Read it all….
Eric Cantor – Memo On Upcoming Jobs Agenda – As you know, we released The House Republican Plan for America’s Job Creators earlier this year. While the debt crisis has demanded much of our attention, our new majority has passed over a dozen pro-growth measures to address the equally troubling jobs crisis, such as the Energy Tax Prevention Act and the Putting the Gulf of Mexico Back to Work Act. Aside from repeal of the 1099 reporting requirement in ObamaCare, however, each House Republican jobs bill now sits dormant in the Democrat-controlled Senate. You can view the progress of our jobs bills at MajorityLeader.gov/JobsTracker.
When we return next week, the Joint Select Committee on Deficit Reduction will begin meeting to take an additional incremental step towards addressing our debt crisis. During this time, it is essential that the House continue our focus on the jobs crisis. Below are two areas of our jobs agenda that I want to bring to your attention for our upcoming fall and winter legislative schedule.
REPEAL OF JOB-DESTROYING REGULATIONS TO CREATE MIDDLE CLASS JOBS
Since passage of H.Res. 72 on February 11, our committee chairmen have been investigating and inventorying regulatory burdens to job creators. They’ve found many that have tied the hands of small business people and prevented job growth.

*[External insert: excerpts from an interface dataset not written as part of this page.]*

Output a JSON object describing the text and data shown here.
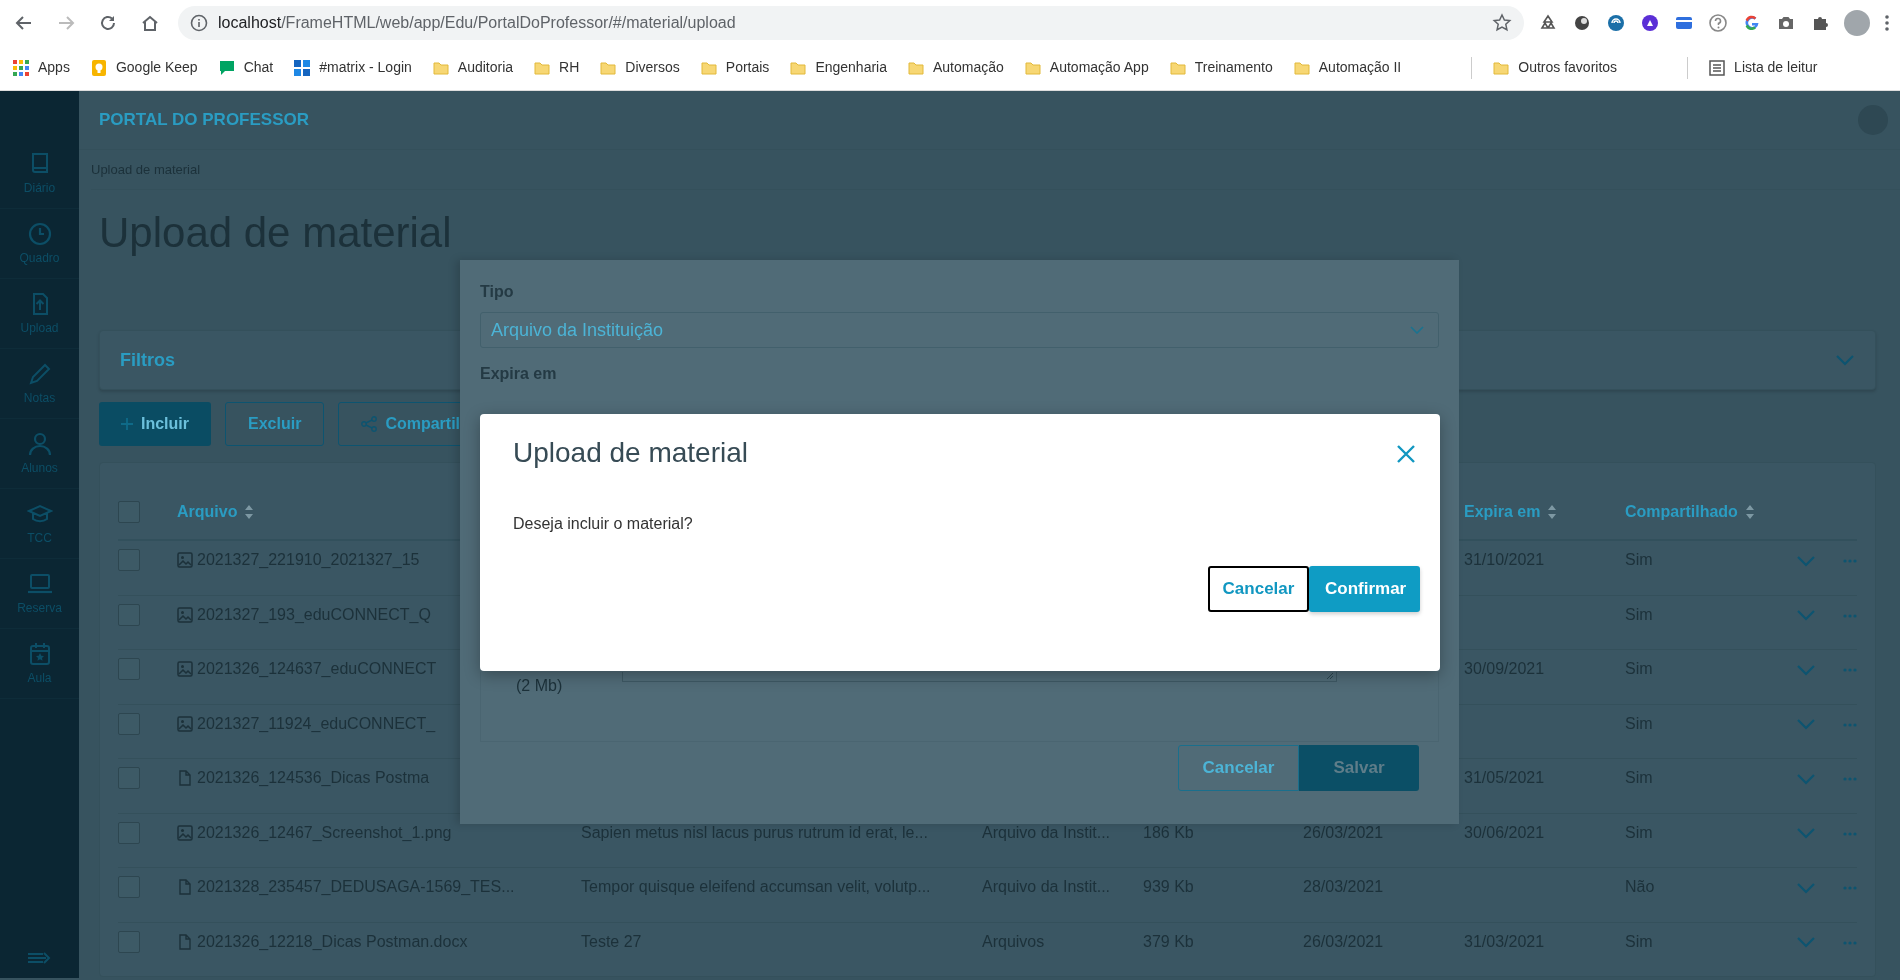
{
  "browser": {
    "url_host": "localhost",
    "url_path": "/FrameHTML/web/app/Edu/PortalDoProfessor/#/material/upload",
    "extensions": [
      {
        "kind": "recycle"
      },
      {
        "kind": "circle"
      },
      {
        "kind": "wave"
      },
      {
        "kind": "blob"
      },
      {
        "kind": "card"
      },
      {
        "kind": "help"
      },
      {
        "kind": "g"
      },
      {
        "kind": "camera"
      },
      {
        "kind": "puzzle"
      }
    ],
    "bookmarks": [
      {
        "label": "Apps",
        "kind": "apps"
      },
      {
        "label": "Google Keep",
        "kind": "keep"
      },
      {
        "label": "Chat",
        "kind": "chat"
      },
      {
        "label": "#matrix - Login",
        "kind": "grid"
      },
      {
        "label": "Auditoria",
        "kind": "folder"
      },
      {
        "label": "RH",
        "kind": "folder"
      },
      {
        "label": "Diversos",
        "kind": "folder"
      },
      {
        "label": "Portais",
        "kind": "folder"
      },
      {
        "label": "Engenharia",
        "kind": "folder"
      },
      {
        "label": "Automação",
        "kind": "folder"
      },
      {
        "label": "Automação App",
        "kind": "folder"
      },
      {
        "label": "Treinamento",
        "kind": "folder"
      },
      {
        "label": "Automação II",
        "kind": "folder"
      }
    ],
    "other_bookmarks": [
      {
        "label": "Outros favoritos",
        "kind": "folder"
      },
      {
        "label": "Lista de leitur",
        "kind": "reading"
      }
    ]
  },
  "app": {
    "title": "PORTAL DO PROFESSOR",
    "breadcrumb": "Upload de material",
    "heading": "Upload de material"
  },
  "sidebar": {
    "items": [
      {
        "label": "Diário",
        "kind": "book"
      },
      {
        "label": "Quadro",
        "kind": "clock"
      },
      {
        "label": "Upload",
        "kind": "upload"
      },
      {
        "label": "Notas",
        "kind": "pencil"
      },
      {
        "label": "Alunos",
        "kind": "person"
      },
      {
        "label": "TCC",
        "kind": "cap"
      },
      {
        "label": "Reserva",
        "kind": "laptop"
      },
      {
        "label": "Aula",
        "kind": "calendar"
      }
    ]
  },
  "filters": {
    "title": "Filtros"
  },
  "toolbar": [
    {
      "label": "Incluir",
      "kind": "primary"
    },
    {
      "label": "Excluir",
      "kind": "outline"
    },
    {
      "label": "Compartil",
      "kind": "share"
    }
  ],
  "table": {
    "all_checked": false,
    "columns": [
      {
        "kind": "file",
        "label": "Arquivo"
      },
      {
        "kind": "expires",
        "label": "Expira em"
      },
      {
        "kind": "shared",
        "label": "Compartilhado"
      }
    ],
    "rows": [
      {
        "checked": false,
        "kind": "image",
        "file": "2021327_221910_2021327_15",
        "expires": "31/10/2021",
        "shared": "Sim"
      },
      {
        "checked": false,
        "kind": "image",
        "file": "2021327_193_eduCONNECT_Q",
        "shared": "Sim"
      },
      {
        "checked": false,
        "kind": "image",
        "file": "2021326_124637_eduCONNECT",
        "expires": "30/09/2021",
        "shared": "Sim"
      },
      {
        "checked": false,
        "kind": "image",
        "file": "2021327_11924_eduCONNECT_",
        "shared": "Sim"
      },
      {
        "checked": false,
        "kind": "document",
        "file": "2021326_124536_Dicas Postma",
        "expires": "31/05/2021",
        "shared": "Sim"
      },
      {
        "checked": false,
        "kind": "image",
        "file": "2021326_12467_Screenshot_1.png",
        "description": "Sapien metus nisl lacus purus rutrum id erat, le...",
        "type": "Arquivo da Instit...",
        "size": "186 Kb",
        "date": "26/03/2021",
        "expires": "30/06/2021",
        "shared": "Sim"
      },
      {
        "checked": false,
        "kind": "document",
        "file": "2021328_235457_DEDUSAGA-1569_TES...",
        "description": "Tempor quisque eleifend accumsan velit, volutp...",
        "type": "Arquivo da Instit...",
        "size": "939 Kb",
        "date": "28/03/2021",
        "shared": "Não"
      },
      {
        "checked": false,
        "kind": "document",
        "file": "2021326_12218_Dicas Postman.docx",
        "description": "Teste 27",
        "type": "Arquivos",
        "size": "379 Kb",
        "date": "26/03/2021",
        "expires": "31/03/2021",
        "shared": "Sim"
      }
    ]
  },
  "drawer": {
    "type_label": "Tipo",
    "type_value": "Arquivo da Instituição",
    "expires_label": "Expira em",
    "size_note": "(2 Mb)",
    "buttons": [
      {
        "label": "Cancelar",
        "kind": "outline"
      },
      {
        "label": "Salvar",
        "kind": "primary"
      }
    ]
  },
  "modal": {
    "title": "Upload de material",
    "message": "Deseja incluir o material?",
    "buttons": [
      {
        "label": "Cancelar",
        "kind": "outline"
      },
      {
        "label": "Confirmar",
        "kind": "primary"
      }
    ]
  }
}
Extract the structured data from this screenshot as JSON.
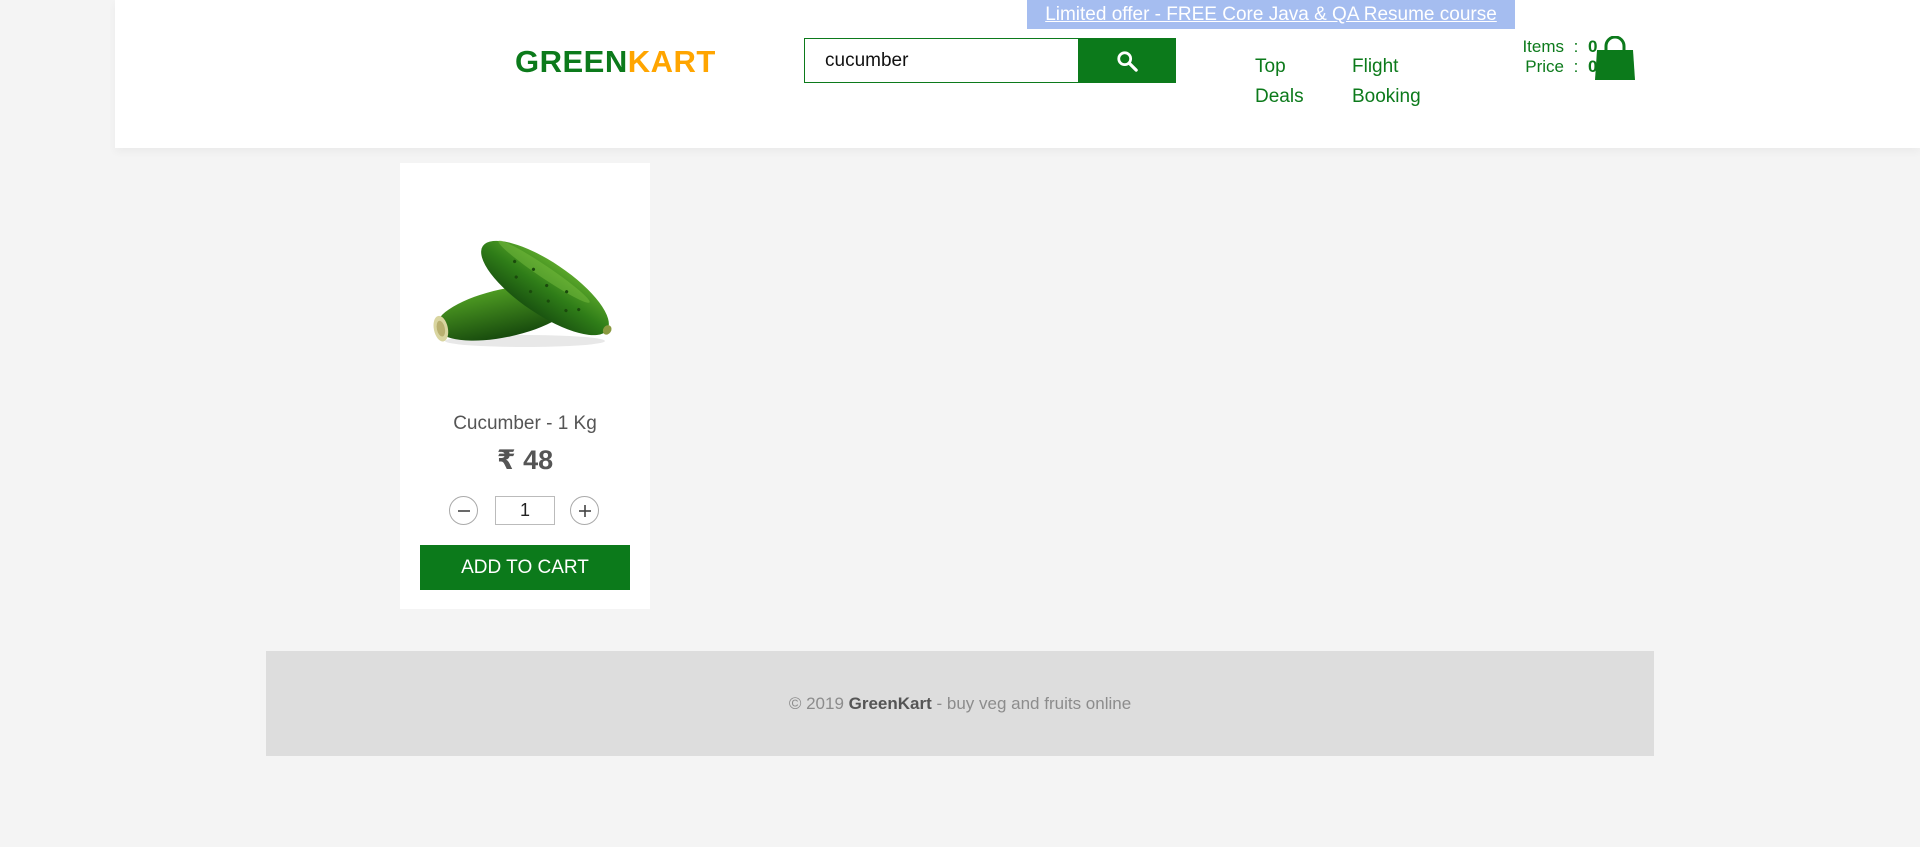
{
  "header": {
    "logo_part1": "GREEN",
    "logo_part2": "KART",
    "promo_link": "Limited offer - FREE Core Java & QA Resume course",
    "search": {
      "value": "cucumber",
      "button_icon": "search-icon"
    },
    "nav": {
      "top_deals_line1": "Top",
      "top_deals_line2": "Deals",
      "flight_booking_line1": "Flight",
      "flight_booking_line2": "Booking"
    },
    "cart": {
      "items_label": "Items",
      "items_value": "0",
      "price_label": "Price",
      "price_value": "0",
      "separator": ":",
      "icon": "shopping-bag-icon"
    }
  },
  "products": [
    {
      "name": "Cucumber - 1 Kg",
      "price": "₹ 48",
      "quantity": "1",
      "add_button": "ADD TO CART"
    }
  ],
  "footer": {
    "prefix": "© 2019 ",
    "brand": "GreenKart",
    "suffix": " - buy veg and fruits online"
  },
  "colors": {
    "brand_green": "#0c7a1b",
    "brand_orange": "#ffa500",
    "promo_bg": "#a5bdf0",
    "page_bg": "#f4f4f4",
    "footer_bg": "#dddddd"
  }
}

By pursuing a steady repeal of job-destroying regulations, we can help lift the cloud of uncertainty hanging over small and large employers alike, empowering them to hire more workers.
Our regulatory relief agenda will include repeal of specific regulations, as well as fundamental and structural reform of the rule-making system through legislation like the REINS Act, the Regulatory Flexibility Improvements Act, and reform of the Administrative Procedures Act (all three bills are expected on the floor in late November and early December).
The following is a list of the 10 most harmful job-destroying regulations that our committee chairmen have identified, as well as a selective calendar for their repeal. These regulations are reflective of the types of costly bureaucratic handcuffs that Washington has imposed upon business people who want to create jobs.
Read it all for the top ten job-destroying regulations